What this task involves: Only the number is needed: the count of lines in the records with the word "description".
:: Listed records ::
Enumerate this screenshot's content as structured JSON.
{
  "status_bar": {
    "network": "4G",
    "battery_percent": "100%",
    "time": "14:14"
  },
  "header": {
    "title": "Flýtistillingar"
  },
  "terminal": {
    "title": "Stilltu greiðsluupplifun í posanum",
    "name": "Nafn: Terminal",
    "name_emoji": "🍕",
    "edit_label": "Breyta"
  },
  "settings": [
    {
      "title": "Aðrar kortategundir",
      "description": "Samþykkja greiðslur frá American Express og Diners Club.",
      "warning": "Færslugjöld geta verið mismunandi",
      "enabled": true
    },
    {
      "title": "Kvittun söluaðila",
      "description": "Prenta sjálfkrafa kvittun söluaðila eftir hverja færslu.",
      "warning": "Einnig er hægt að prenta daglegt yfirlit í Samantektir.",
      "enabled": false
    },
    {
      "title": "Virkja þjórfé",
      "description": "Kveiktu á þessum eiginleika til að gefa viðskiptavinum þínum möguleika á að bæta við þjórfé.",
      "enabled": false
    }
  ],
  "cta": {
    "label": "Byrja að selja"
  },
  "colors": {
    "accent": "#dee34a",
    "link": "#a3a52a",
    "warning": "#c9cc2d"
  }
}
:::
Output of the task: 3